## What you need to do
Pick out all lines with the word "Windows" from the records that follow.

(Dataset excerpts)
= Beginning of Section =

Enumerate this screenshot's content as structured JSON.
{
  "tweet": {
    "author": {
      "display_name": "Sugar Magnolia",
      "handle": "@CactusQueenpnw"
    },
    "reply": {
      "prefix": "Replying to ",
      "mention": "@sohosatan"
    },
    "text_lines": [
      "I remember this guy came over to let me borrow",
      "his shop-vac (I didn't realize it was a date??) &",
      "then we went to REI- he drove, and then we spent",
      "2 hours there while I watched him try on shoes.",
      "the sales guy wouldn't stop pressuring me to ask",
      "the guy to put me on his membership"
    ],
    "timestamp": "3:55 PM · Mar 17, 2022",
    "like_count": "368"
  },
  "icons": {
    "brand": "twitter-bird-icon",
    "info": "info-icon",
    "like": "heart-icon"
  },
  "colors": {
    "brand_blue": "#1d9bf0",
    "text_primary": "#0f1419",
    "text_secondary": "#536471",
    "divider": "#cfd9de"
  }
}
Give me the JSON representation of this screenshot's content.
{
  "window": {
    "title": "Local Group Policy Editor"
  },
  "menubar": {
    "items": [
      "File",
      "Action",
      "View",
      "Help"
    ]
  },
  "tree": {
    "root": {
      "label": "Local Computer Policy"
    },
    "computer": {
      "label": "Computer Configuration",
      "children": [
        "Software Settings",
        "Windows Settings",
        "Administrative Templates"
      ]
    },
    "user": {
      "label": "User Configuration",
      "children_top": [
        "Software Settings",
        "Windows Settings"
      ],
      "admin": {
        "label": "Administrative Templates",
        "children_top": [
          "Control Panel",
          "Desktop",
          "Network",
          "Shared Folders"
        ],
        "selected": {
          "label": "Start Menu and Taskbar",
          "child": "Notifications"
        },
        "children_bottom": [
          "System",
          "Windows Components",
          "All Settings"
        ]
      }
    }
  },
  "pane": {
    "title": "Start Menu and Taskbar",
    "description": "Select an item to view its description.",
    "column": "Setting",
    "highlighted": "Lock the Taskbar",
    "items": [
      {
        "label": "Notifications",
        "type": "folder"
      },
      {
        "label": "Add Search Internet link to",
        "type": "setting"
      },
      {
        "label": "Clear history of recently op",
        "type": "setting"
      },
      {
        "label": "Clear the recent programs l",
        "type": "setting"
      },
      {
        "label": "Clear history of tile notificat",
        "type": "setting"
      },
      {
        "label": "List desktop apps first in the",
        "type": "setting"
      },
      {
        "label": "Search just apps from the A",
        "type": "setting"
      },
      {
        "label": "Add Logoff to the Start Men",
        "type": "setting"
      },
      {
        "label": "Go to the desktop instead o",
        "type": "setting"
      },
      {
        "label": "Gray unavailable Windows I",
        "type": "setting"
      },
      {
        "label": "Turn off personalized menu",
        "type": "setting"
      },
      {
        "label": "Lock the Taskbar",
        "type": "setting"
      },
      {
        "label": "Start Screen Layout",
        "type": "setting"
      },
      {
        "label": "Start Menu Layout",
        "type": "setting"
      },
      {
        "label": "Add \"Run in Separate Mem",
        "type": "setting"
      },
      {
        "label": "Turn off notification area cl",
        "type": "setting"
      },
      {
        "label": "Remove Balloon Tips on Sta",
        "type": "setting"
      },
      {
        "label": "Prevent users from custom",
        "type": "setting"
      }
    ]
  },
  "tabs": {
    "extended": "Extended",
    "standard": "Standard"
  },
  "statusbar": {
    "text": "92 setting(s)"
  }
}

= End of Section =

## Finished task
        "Windows Settings",
        "Windows Settings"
          "Windows Components",
        "label": "Gray unavailable Windows I",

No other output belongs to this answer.